Sunday, September 12, 2010

Art as Business: Networking with other artists

 I paid a visit to a couple of galleries in Copenhagen some years ago. One of the interesting galleries had an artist on their list that I had been on a selection jury with. I called him and chatted a bit and ok:d that I could refer to knowing him when talking to the gallery owner. She agreed to see me and half a year later I participated in a group exhibition at the gallery.

When exhibiting at a gallery I was asked if I could give them a tip about some interesting artist. I gave them the name and website of a friend and colleague (who I consider to be a very good artist). He got a separate exhibition.

Some years ago someone who had been on the board of an artist organization with me asked, “You do screen print on paper, don’t you?

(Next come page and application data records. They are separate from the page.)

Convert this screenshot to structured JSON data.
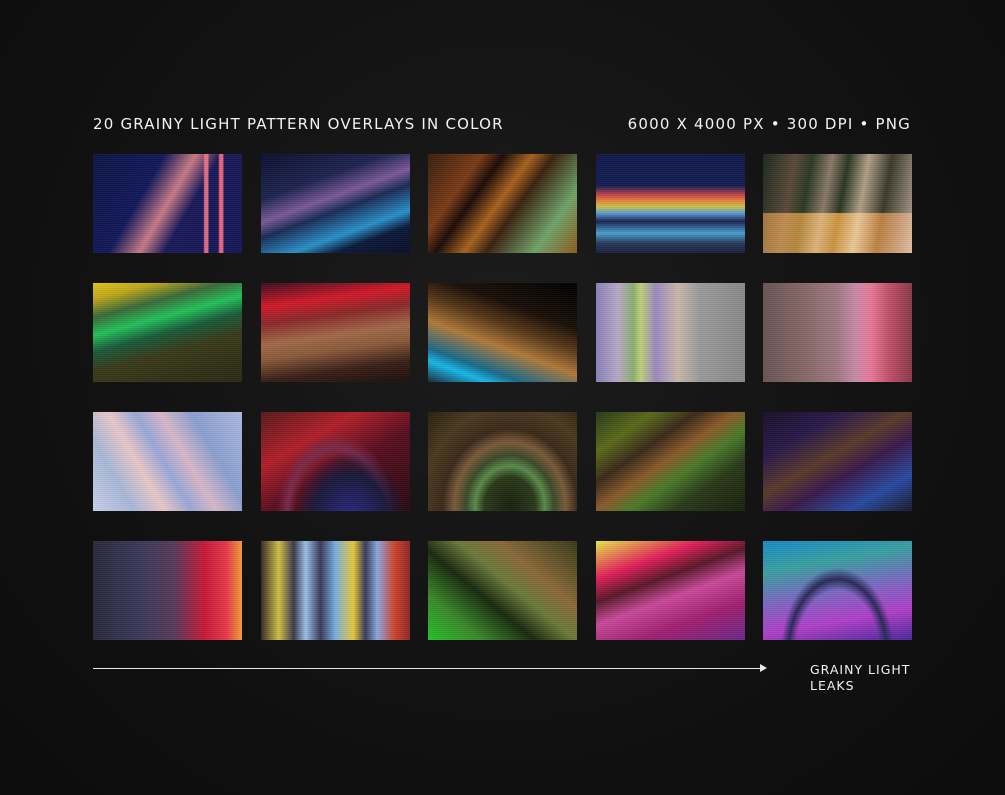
{
  "header": {
    "title": "20 GRAINY LIGHT PATTERN OVERLAYS IN COLOR",
    "specs": "6000 X 4000 PX • 300 DPI • PNG"
  },
  "footer": {
    "label_line1": "GRAINY LIGHT",
    "label_line2": "LEAKS"
  },
  "colors": {
    "background": "#121212",
    "text": "#f2f2f2"
  }
}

I’m putting together a new program for an art school; could I suggest you as a possible screen printing teacher?” I thus became a guest teacher at Formakademin where I teach since 2008.

Never underestimate knowing other artists; they can warn you about bad galleries and help you with good ones, recommend you for jobs, give you inside information, share technical knowledge, become collaborative partners and supportive friends. But this is a sensitive subject to write about and that is the reason why I got stuck last year when I tried to write about networking with other artists - you don't want anyone to suspect you could be a calculating bastard, would you? Something to keep in mind; you should never do things just to get to a good network, to get things for yourself – you should do it mainly by other reasons. The contacts you gain are just bonus. Dale Carneige said “You can make more friends in two months by becoming interested in other people than you can in two years by trying to get other people interested in you

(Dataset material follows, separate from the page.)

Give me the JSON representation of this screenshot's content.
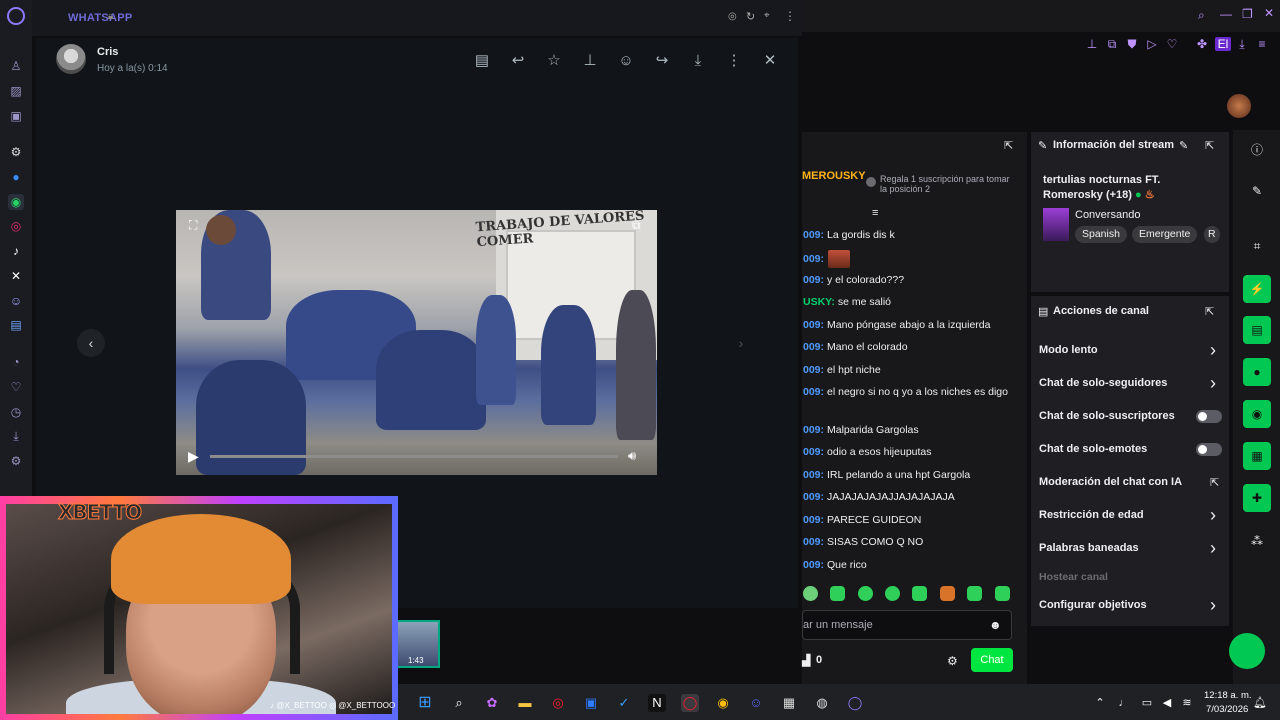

The kitchen at KKV, artist run collective workshops, where I've been doing soooo much voluntary work

Let's stop beating around the bush: how/where do you network with other artists?
  1. Art School
  2. Shared studio space, studio with neighbour artists
  3. Art Organizations
  4. collective workshops
  5. artist run galleries
  6. Take a course for artists
  7. Participate in group-shows
  8. Give workshops for fellow artists
  9. Lecture
  10. Just approach some artist you would like to know 
  11. Internet
Ah, that helped a lot. 
Did it? Wouldn't you like yo know some more? To not just get a list, but some personal REAL experience and stories? 

Thought so. Next Sunday I will share with you what I've done myself + some dos and don'ts


gracia said...

Such beautiful light in the KKV kitchen. I'd happily sit there and listen and learn.

Look forward to reading your list extended. I've tried all and practice most.

Anna Wilson-Patterson said...

I'm new here, my studio includes a public gallery at the front. I am enjoying reading my way through your blog.

Anna Horn said...

Jag hittade din blogg igår och har blivit frälst. Har suttit och streckläst intervjuer, art as business-serien och sporadiska inlägg. jag avslutade min estetiska gymnasieutbildning i somras och har under året jobbat på mig utveckling inom måleri. Vissa dagar är självförtroendet på topp och jag är övertygad om att jag ska ta över världen med min konst, vissa dagar undrar jag hur jag kan vara så naiv att jag tror att jag ska kunna överleva på min konst. Din blogg har gett mig någon sorts skön balans, där jag tänker hur jag i praktiken ska jobba mig framåt, hur en med olika metoder kan skapa nätverk, utveckla sig personligt mm. "start where you are", så simpelt men så svårt att hålla i huvudet. tack för en inspirerande blogg! den kommer vara till stor hjälp och stöd, det känner jag på mig.

Alexandra Hedberg said...

Anna, vad kul att jag kan hjälpa dig!